Justice Sotomayor questions motives

Janus case update: Justice Sotomayor questions motives of our opponents

The United States Supreme Court today (Feb. 26) heard oral arguments in the Janus case - the case you've heard so much about that aims to weaken public employees' voice at work and at the bargaining table.

US Supreme Court Justice Sotomayor at today's hearing on the Janus case:

"You're basically arguing, do away with unions," she asked the attorney for the forces trying to take away our voice to win better wages, hours, working conditions and preserve the safety net.

More excerpts from the post-hearing story on the Janus oral arguments:

"The Supreme Court heard fiery arguments Monday in a case that could remove a key revenue stream for public-sector unions.

"A sharply divided court could be poised to overturn a 40-year-old Supreme Court decision that would further undermine an already shrinking union movement....

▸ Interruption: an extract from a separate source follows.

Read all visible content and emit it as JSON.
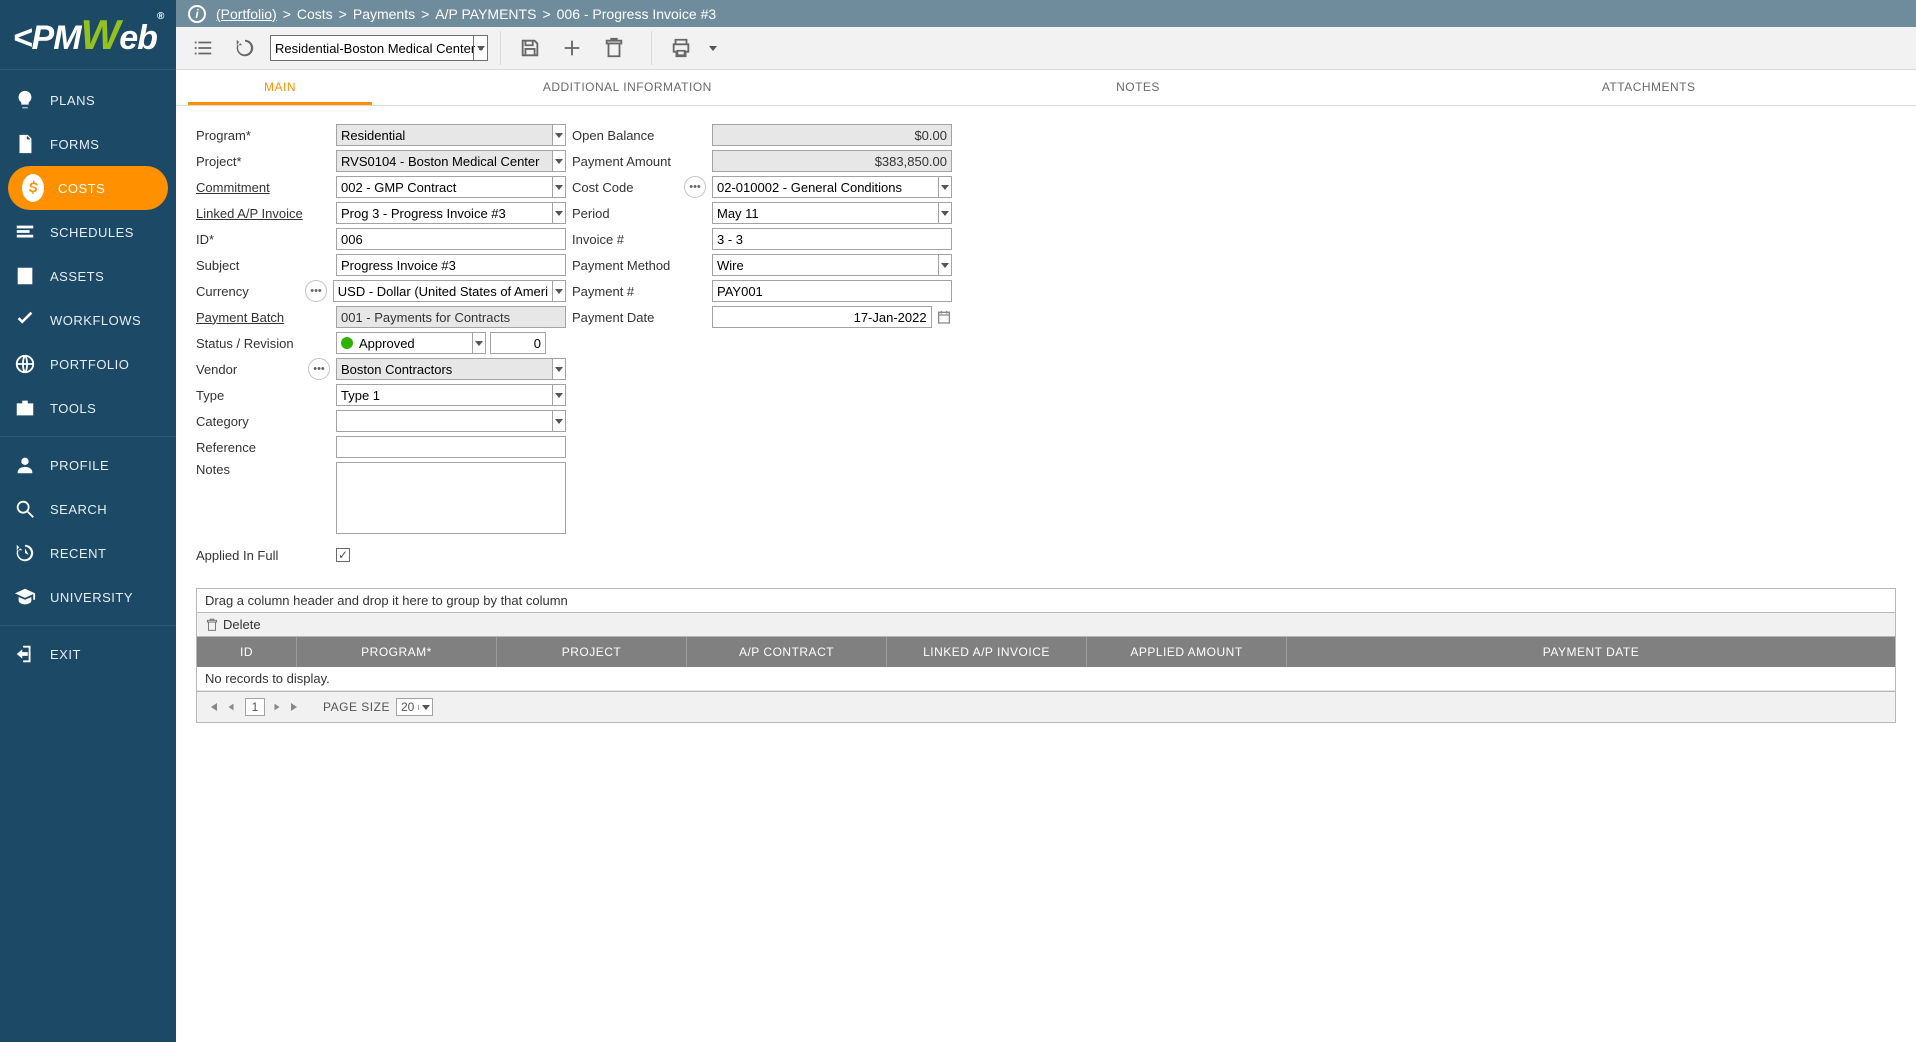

"When a decision is reached, expected in June, all eyes will be on Trump-appointed justice, Neil Gorsuch, who was uncharacteristically quiet in Monday's proceedings. He asked no questions and will likely be the deciding vote, given that the other justices split 4-to-4 in a similar case last year. The case last year was decided just after the death of the late Justice Antonin Scalia, and the balance didn't seem to change Monday.

"'You're basically arguing, do away with unions,' Justice Sonia Sotomayor argued at one point in questioning the attorney for the National Right to Work Legal Foundation, William Messenger."

See the full story: https://www.npr.org/2018/02/01/582539884/supreme-court-could-bleed-unions-dry

Join statement on US Supreme Court Janus case from Gov. Inslee and Attorney General Ferguson

As the U.S. Supreme Court hears arguments in the Janus v. AFSCME case, Gov. Jay Inslee and Attorney General Bob Ferguson issued the following joint statement:

"Today the United States Supreme Court is hearing oral argument in the Janus v. AFSCME decision. Janus is the newest attempt to undermine and destroy public sector unions. That’s why Washington state recently joined an amicus brief arguing that our states benefit when we have strong unions and our workers are not striking.

"The court settled these issues 40 years ago with a unanimous decision that anti-union interests are now seeking to overturn. If Janus succeeds, it will be a win for powerful special interests and another setback for the struggling American middle class. Regardless of any Supreme Court decision, we stand in solidarity with worker organizations and their fight to keep good jobs in our communities."


Meanwhile, Day of Action events send strong message about our "righteous" cause

Today at Harborview Medical Center in Seattle, Western State Hospital in Lakewood and Eastern State Hospital in Medical Lake, members of the Federation and other public employee unions stand up for our freedoms now under attack in the Janus case that went before the United States Supreme Court today (Feb. 26).

NPR said a decision is expected in June, but it could be as early as March, according to some observers.

Today's Day of Action events follow AFSCME Council 28 (WFSE)'s successful Day of Action event at Seatac sponsored by hundreds of members of our 10 Policy Committees. The social media posts from those events included the No. 1 Day of Action Facebook post anywhere in AFSCME.

"We have the righteous fight," Federation President Sue Henricksen told the Day of Action attendees who then gathered with signs, banners and flags to say why they were 100% Union Proud and sticking with their union no matter what the Supreme Court says.

Working Peoples Day Flickr